Health

Seniors in long-term care getting antibiotics for too long

Many seniors in long-term care are given antibiotics for longer than likely needed, a new Canadian study suggests.

Half of antibiotic use in acute and long-term care 'unnecessary or inappropriate'

Many seniors in long-term care are given antibiotics for longer than likely needed, a new Canadian study suggests.

Most long-term care residents with common bacterial infections such as lower respiratory tract or skin infections can be treated with antibiotics for seven days or less, according to randomized control trial findings.

Some doctors repeatedly prescribed longer courses of antibiotics. (Adam Berry/Getty )

"High rates of institutional antibiotic use are driving increased rates of antibiotic resistance, Clostridium difficile infection, antibiotic-related adverse events and healthcare costs; yet up to half of antibiotic use in acute and long-term care institutions is unnecessary or inappropriate," Dr. Nick Daneman of the Institute for Clinical Evaluative Sciences in Toronto and his co-authors said in Monday's online issue of JAMA Internal Medicine, previously known as the Journal of the American Medical Association.

Daneman and his team investigated antibiotic use among 66,901 people aged 66 and older living at long-term care facilities in Ontario. They found nearly 78 per cent or 50,061 patients received a course of antibiotics in 2010.

The antibiotics were most commonly prescribed for seven days. But nearly 45 per cent of the treatments, 21,136 courses, exceeded a week, the researchers found.

Some doctors repeatedly prescribed the medication for longer periods.

If all doctors followed the prescribing practices of their peers with the shortest courses of antibiotics, the researchers estimated the number of days antibiotics are used in long-term care would drop by 19 per cent.

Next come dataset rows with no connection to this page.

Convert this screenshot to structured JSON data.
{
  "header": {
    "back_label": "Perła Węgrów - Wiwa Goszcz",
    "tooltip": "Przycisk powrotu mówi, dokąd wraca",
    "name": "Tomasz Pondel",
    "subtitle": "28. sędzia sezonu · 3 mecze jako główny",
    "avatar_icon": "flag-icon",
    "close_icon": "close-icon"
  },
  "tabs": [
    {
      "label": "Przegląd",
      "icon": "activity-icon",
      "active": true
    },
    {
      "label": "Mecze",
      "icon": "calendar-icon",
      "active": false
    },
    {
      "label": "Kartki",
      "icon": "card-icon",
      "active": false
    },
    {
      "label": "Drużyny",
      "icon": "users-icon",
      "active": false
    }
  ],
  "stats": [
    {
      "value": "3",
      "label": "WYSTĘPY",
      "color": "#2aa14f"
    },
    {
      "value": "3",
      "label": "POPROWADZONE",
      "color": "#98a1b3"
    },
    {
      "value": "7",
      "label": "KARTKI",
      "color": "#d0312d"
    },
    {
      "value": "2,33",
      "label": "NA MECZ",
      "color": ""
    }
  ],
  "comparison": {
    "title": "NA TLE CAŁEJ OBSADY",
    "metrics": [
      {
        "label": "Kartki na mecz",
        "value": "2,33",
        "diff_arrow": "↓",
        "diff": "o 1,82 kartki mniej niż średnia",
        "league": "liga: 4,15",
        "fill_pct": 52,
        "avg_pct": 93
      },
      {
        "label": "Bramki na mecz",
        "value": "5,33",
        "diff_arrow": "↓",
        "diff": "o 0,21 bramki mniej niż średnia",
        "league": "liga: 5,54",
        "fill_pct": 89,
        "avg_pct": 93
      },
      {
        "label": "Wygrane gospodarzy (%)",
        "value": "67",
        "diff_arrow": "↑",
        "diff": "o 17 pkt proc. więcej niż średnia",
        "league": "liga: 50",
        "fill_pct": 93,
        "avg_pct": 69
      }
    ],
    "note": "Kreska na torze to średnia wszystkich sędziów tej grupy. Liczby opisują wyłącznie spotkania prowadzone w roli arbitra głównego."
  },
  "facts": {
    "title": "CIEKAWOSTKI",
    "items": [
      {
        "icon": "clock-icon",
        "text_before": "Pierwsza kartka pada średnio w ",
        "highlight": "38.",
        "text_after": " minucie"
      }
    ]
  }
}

"Shortening that tail end of treatment, at which point antibiotics are putting people at potential risk without any potential benefit, seems to be a real feasible way to reduce antibiotic overuse," said Daneman, an adjunct scientist at the institute and an infectious disease specialist.

The researchers also suggested using standardized order sheets and auditing doctors with feedback as hospitals do to reduce unnecessary use of antibiotics.

Investigators concluded that the length of prescriptions weren't always linked to the severity of the illness such as those rarer infections needing longer treatments.

The study was funded by the Canadian Institutes of Health Research.

With files from The Canadian Press